- DIRECTIONS FOR THIS TASK
Count, please, the lines in the listing below that contain "labels", and reply with the count only.

- SOURCE DATA
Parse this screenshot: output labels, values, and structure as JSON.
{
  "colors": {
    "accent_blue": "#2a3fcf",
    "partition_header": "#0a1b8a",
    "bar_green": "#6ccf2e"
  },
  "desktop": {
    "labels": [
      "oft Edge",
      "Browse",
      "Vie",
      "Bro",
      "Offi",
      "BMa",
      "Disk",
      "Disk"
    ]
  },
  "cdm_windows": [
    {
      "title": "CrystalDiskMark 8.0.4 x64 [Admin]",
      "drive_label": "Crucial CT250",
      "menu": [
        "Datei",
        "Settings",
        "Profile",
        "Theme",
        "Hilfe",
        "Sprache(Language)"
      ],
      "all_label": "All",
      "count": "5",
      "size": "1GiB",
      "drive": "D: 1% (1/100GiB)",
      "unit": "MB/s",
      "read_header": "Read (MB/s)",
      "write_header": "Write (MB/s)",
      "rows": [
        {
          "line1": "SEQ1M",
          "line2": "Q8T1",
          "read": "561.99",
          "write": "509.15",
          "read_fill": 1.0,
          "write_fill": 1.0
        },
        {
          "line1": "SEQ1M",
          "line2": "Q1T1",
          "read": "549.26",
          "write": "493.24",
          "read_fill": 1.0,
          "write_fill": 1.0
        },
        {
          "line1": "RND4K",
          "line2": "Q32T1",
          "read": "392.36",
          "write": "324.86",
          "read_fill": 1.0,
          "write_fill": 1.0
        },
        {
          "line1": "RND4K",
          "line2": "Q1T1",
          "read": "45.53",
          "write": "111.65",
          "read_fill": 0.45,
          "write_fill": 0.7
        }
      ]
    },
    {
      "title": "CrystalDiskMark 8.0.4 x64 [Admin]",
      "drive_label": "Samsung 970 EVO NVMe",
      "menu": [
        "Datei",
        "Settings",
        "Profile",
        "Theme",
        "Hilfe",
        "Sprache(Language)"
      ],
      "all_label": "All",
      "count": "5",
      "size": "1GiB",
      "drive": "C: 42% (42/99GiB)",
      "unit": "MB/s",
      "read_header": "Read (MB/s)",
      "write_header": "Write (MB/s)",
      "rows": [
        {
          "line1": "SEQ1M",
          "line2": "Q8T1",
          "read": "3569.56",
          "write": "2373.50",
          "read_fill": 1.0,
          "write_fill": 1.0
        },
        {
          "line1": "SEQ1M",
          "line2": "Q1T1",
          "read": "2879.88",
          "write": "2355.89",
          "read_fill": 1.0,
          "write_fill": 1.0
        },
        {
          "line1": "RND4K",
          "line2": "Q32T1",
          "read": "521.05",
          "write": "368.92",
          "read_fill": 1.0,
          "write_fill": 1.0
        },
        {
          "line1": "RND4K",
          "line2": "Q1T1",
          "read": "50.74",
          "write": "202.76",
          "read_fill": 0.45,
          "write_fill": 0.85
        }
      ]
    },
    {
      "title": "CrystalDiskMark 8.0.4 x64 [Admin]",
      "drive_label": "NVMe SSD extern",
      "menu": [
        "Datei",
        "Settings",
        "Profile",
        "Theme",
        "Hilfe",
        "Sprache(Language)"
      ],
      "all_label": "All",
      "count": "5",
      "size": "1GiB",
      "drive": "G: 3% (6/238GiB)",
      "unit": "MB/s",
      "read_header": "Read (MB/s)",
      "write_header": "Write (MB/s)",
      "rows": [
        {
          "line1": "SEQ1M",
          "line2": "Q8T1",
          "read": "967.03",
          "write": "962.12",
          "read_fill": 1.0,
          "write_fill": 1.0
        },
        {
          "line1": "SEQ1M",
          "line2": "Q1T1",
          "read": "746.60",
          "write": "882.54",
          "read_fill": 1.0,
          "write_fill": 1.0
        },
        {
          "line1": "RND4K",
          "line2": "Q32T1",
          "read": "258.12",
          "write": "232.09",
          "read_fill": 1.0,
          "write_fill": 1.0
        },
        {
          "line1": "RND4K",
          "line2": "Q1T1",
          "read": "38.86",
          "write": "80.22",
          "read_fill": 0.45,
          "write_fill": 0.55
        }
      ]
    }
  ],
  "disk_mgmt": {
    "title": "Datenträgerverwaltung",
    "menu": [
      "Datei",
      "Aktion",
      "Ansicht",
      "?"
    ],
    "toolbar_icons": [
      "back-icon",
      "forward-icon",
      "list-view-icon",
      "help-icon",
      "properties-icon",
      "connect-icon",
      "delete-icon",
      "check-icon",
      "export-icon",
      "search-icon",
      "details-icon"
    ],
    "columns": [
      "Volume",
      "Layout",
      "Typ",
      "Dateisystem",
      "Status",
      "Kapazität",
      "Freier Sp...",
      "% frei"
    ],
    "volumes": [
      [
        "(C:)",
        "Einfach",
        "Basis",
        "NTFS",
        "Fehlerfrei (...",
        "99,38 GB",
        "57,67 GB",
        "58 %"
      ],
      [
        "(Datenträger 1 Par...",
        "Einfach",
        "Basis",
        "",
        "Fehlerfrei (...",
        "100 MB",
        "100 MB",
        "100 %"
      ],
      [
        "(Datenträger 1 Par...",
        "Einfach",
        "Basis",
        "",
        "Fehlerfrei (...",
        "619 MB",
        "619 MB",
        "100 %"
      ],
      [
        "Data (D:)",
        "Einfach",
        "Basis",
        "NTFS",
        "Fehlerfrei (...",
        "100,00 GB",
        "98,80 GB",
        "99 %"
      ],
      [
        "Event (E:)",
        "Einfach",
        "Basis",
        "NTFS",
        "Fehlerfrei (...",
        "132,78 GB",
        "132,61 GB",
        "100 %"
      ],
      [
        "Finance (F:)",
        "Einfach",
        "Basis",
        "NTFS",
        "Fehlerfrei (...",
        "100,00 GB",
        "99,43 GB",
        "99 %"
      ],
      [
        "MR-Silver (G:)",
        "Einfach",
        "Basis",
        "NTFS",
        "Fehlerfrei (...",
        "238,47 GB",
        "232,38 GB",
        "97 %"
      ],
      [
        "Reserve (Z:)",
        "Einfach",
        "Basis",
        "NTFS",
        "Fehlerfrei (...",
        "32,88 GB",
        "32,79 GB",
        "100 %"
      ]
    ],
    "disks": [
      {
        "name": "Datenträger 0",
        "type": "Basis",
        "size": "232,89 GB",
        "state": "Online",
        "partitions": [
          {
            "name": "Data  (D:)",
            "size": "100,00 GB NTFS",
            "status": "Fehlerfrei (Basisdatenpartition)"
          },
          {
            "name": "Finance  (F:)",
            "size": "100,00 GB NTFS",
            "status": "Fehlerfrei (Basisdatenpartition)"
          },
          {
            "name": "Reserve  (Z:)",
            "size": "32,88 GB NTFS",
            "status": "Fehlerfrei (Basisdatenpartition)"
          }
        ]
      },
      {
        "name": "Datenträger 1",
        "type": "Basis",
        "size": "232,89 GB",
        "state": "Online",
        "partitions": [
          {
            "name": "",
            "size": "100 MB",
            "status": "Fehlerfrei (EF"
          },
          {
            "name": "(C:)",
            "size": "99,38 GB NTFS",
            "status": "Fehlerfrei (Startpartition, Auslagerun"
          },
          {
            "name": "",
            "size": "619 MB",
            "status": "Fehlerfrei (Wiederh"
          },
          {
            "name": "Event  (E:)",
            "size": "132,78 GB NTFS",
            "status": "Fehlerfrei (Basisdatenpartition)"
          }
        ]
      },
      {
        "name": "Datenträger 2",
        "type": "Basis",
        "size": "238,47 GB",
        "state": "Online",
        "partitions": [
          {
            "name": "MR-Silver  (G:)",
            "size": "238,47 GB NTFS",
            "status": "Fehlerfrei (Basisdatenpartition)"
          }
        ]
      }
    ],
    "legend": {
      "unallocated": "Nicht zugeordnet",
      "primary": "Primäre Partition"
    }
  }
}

- WRITTEN SOLUTION
2